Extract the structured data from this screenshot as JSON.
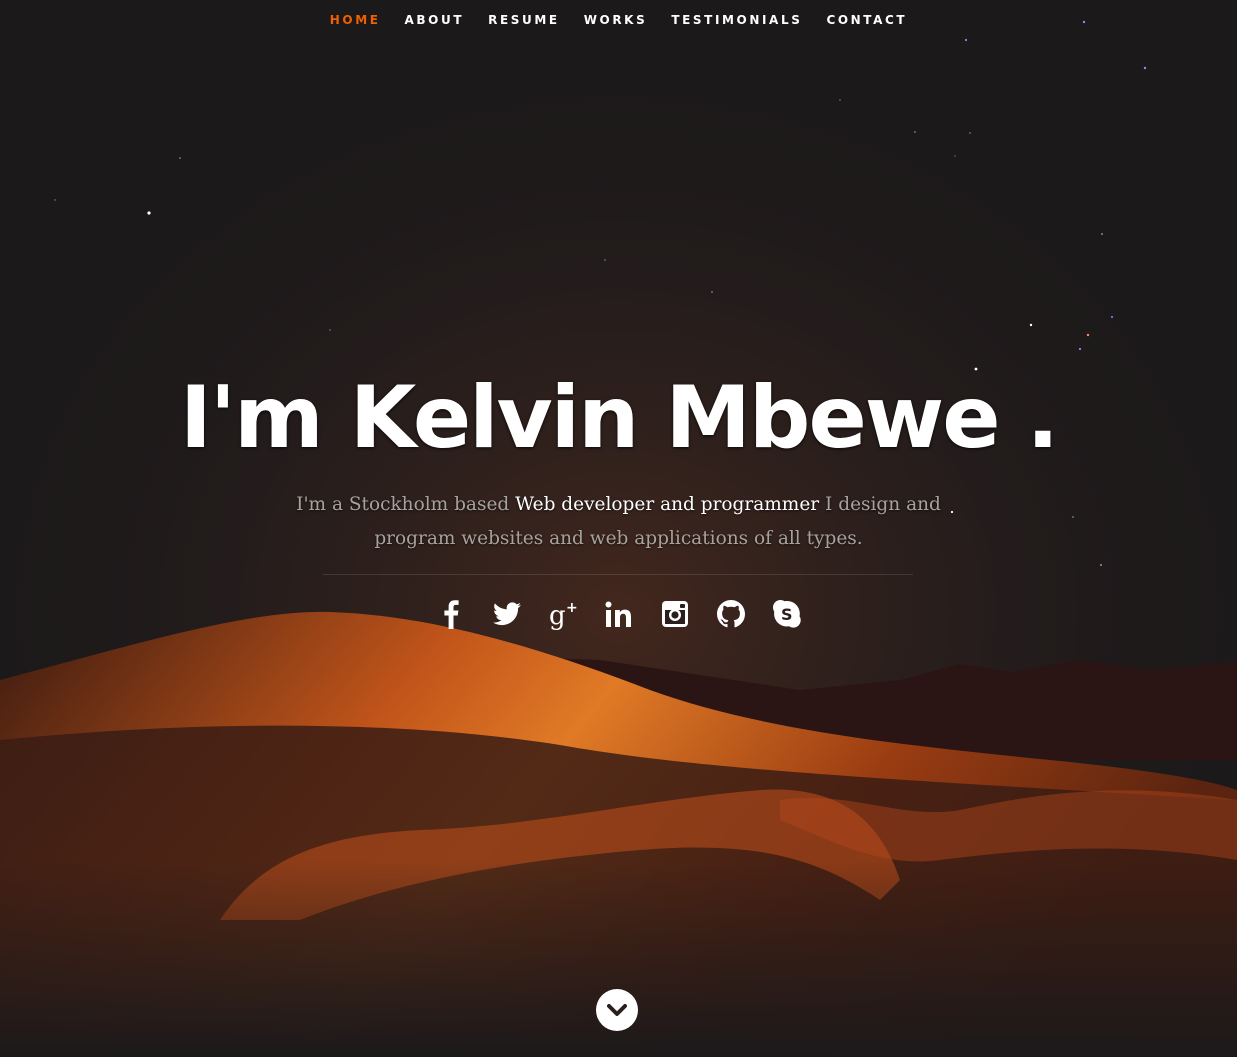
{
  "nav": {
    "items": [
      {
        "label": "HOME",
        "active": true
      },
      {
        "label": "ABOUT",
        "active": false
      },
      {
        "label": "RESUME",
        "active": false
      },
      {
        "label": "WORKS",
        "active": false
      },
      {
        "label": "TESTIMONIALS",
        "active": false
      },
      {
        "label": "CONTACT",
        "active": false
      }
    ]
  },
  "hero": {
    "headline": "I'm Kelvin Mbewe .",
    "subtitle_prefix": "I'm a Stockholm based ",
    "subtitle_highlight": "Web developer and programmer",
    "subtitle_suffix": " I design and program websites and web applications of all types."
  },
  "social": {
    "icons": [
      "facebook-icon",
      "twitter-icon",
      "google-plus-icon",
      "linkedin-icon",
      "instagram-icon",
      "github-icon",
      "skype-icon"
    ]
  },
  "scroll": {
    "icon": "chevron-down-icon"
  },
  "colors": {
    "accent": "#f06000",
    "background": "#1c191a",
    "text": "#ffffff",
    "muted_text": "#a8a29c"
  }
}
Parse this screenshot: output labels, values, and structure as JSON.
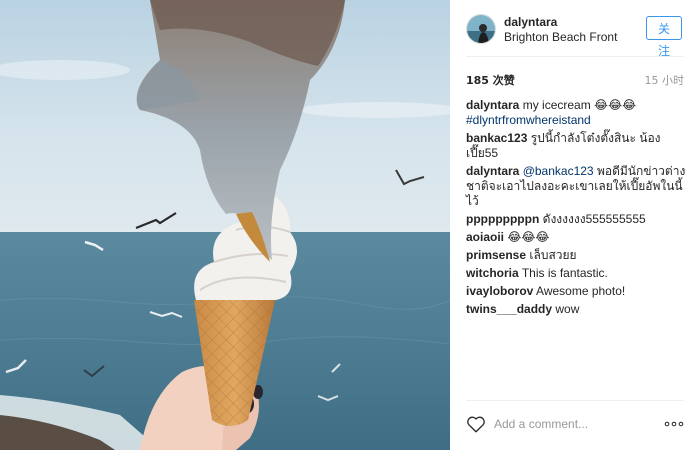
{
  "post": {
    "username": "dalyntara",
    "location": "Brighton Beach Front",
    "follow_label": "关注",
    "likes": "185 次赞",
    "time_ago": "15 小时",
    "caption": {
      "user": "dalyntara",
      "text": "my icecream 😂😂😂",
      "hashtag": "#dlyntrfromwhereistand"
    },
    "comments": [
      {
        "user": "bankac123",
        "text": "รูปนี้กำลังโต๋งตั๊งสินะ น้องเปี๊ย55"
      },
      {
        "user": "dalyntara",
        "mention": "@bankac123",
        "text": "พอดีมีนักข่าวต่างชาติจะเอาไปลงอะคะเขาเลยให้เปี๊ยอัพในนี้ไว้"
      },
      {
        "user": "pppppppppn",
        "text": "ดังงงงงง555555555"
      },
      {
        "user": "aoiaoii",
        "text": "😂😂😂"
      },
      {
        "user": "primsense",
        "text": "เล็บสวยย"
      },
      {
        "user": "witchoria",
        "text": "This is fantastic."
      },
      {
        "user": "ivayloborov",
        "text": "Awesome photo!"
      },
      {
        "user": "twins___daddy",
        "text": "wow"
      }
    ],
    "add_comment_placeholder": "Add a comment...",
    "icons": {
      "like": "heart-outline-icon",
      "more": "more-options-icon"
    }
  },
  "colors": {
    "link": "#003569",
    "accent": "#3897f0",
    "muted": "#999999",
    "sea": "#4f7f95",
    "sky": "#c9dbe6"
  }
}
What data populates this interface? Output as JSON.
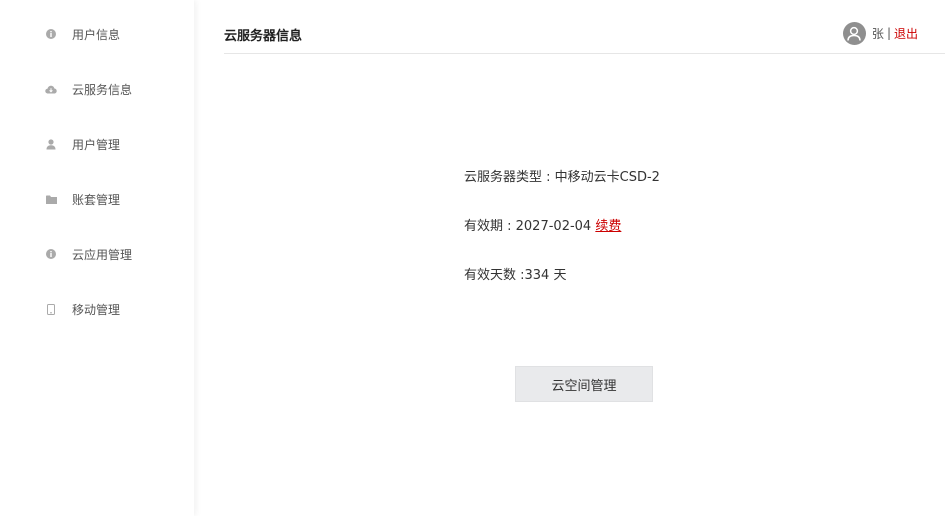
{
  "sidebar": {
    "items": [
      {
        "label": "用户信息",
        "icon": "info-icon"
      },
      {
        "label": "云服务信息",
        "icon": "cloud-icon"
      },
      {
        "label": "用户管理",
        "icon": "user-icon"
      },
      {
        "label": "账套管理",
        "icon": "folder-icon"
      },
      {
        "label": "云应用管理",
        "icon": "info-icon"
      },
      {
        "label": "移动管理",
        "icon": "mobile-icon"
      }
    ]
  },
  "header": {
    "title": "云服务器信息",
    "user_name": "张",
    "separator": "|",
    "logout_label": "退出"
  },
  "main": {
    "server_type": "云服务器类型 : 中移动云卡CSD-2",
    "validity_label": "有效期 : 2027-02-04",
    "renew_label": "续费",
    "days_left": "有效天数 :334 天",
    "cloud_space_button": "云空间管理"
  },
  "colors": {
    "accent_red": "#cc0000",
    "icon_gray": "#aaaaaa",
    "avatar_gray": "#8f8f8f",
    "button_bg": "#e9eaec"
  }
}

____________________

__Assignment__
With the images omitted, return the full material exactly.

__Answer to this problem__
Extract the structured data from this screenshot as JSON.
{
  "nav": {
    "items": [
      {
        "label": "HOME",
        "active": true
      },
      {
        "label": "ABOUT",
        "active": false
      },
      {
        "label": "RESUME",
        "active": false
      },
      {
        "label": "WORKS",
        "active": false
      },
      {
        "label": "TESTIMONIALS",
        "active": false
      },
      {
        "label": "CONTACT",
        "active": false
      }
    ]
  },
  "hero": {
    "headline": "I'm Kelvin Mbewe .",
    "subtitle_prefix": "I'm a Stockholm based ",
    "subtitle_highlight": "Web developer and programmer",
    "subtitle_suffix": " I design and program websites and web applications of all types."
  },
  "social": {
    "icons": [
      "facebook-icon",
      "twitter-icon",
      "google-plus-icon",
      "linkedin-icon",
      "instagram-icon",
      "github-icon",
      "skype-icon"
    ]
  },
  "scroll": {
    "icon": "chevron-down-icon"
  },
  "colors": {
    "accent": "#f06000",
    "background": "#1c191a",
    "text": "#ffffff",
    "muted_text": "#a8a29c"
  }
}
Parse this screenshot: output labels, values, and structure as JSON.
{
  "post": {
    "username": "dalyntara",
    "location": "Brighton Beach Front",
    "follow_label": "关注",
    "likes": "185 次赞",
    "time_ago": "15 小时",
    "caption": {
      "user": "dalyntara",
      "text": "my icecream 😂😂😂",
      "hashtag": "#dlyntrfromwhereistand"
    },
    "comments": [
      {
        "user": "bankac123",
        "text": "รูปนี้กำลังโต๋งตั๊งสินะ น้องเปี๊ย55"
      },
      {
        "user": "dalyntara",
        "mention": "@bankac123",
        "text": "พอดีมีนักข่าวต่างชาติจะเอาไปลงอะคะเขาเลยให้เปี๊ยอัพในนี้ไว้"
      },
      {
        "user": "pppppppppn",
        "text": "ดังงงงงง555555555"
      },
      {
        "user": "aoiaoii",
        "text": "😂😂😂"
      },
      {
        "user": "primsense",
        "text": "เล็บสวยย"
      },
      {
        "user": "witchoria",
        "text": "This is fantastic."
      },
      {
        "user": "ivayloborov",
        "text": "Awesome photo!"
      },
      {
        "user": "twins___daddy",
        "text": "wow"
      }
    ],
    "add_comment_placeholder": "Add a comment...",
    "icons": {
      "like": "heart-outline-icon",
      "more": "more-options-icon"
    }
  },
  "colors": {
    "link": "#003569",
    "accent": "#3897f0",
    "muted": "#999999",
    "sea": "#4f7f95",
    "sky": "#c9dbe6"
  }
}
What data populates this interface? Output as JSON.
{
  "sidebar": {
    "items": [
      {
        "label": "用户信息",
        "icon": "info-icon"
      },
      {
        "label": "云服务信息",
        "icon": "cloud-icon"
      },
      {
        "label": "用户管理",
        "icon": "user-icon"
      },
      {
        "label": "账套管理",
        "icon": "folder-icon"
      },
      {
        "label": "云应用管理",
        "icon": "info-icon"
      },
      {
        "label": "移动管理",
        "icon": "mobile-icon"
      }
    ]
  },
  "header": {
    "title": "云服务器信息",
    "user_name": "张",
    "separator": "|",
    "logout_label": "退出"
  },
  "main": {
    "server_type": "云服务器类型 : 中移动云卡CSD-2",
    "validity_label": "有效期 : 2027-02-04",
    "renew_label": "续费",
    "days_left": "有效天数 :334 天",
    "cloud_space_button": "云空间管理"
  },
  "colors": {
    "accent_red": "#cc0000",
    "icon_gray": "#aaaaaa",
    "avatar_gray": "#8f8f8f",
    "button_bg": "#e9eaec"
  }
}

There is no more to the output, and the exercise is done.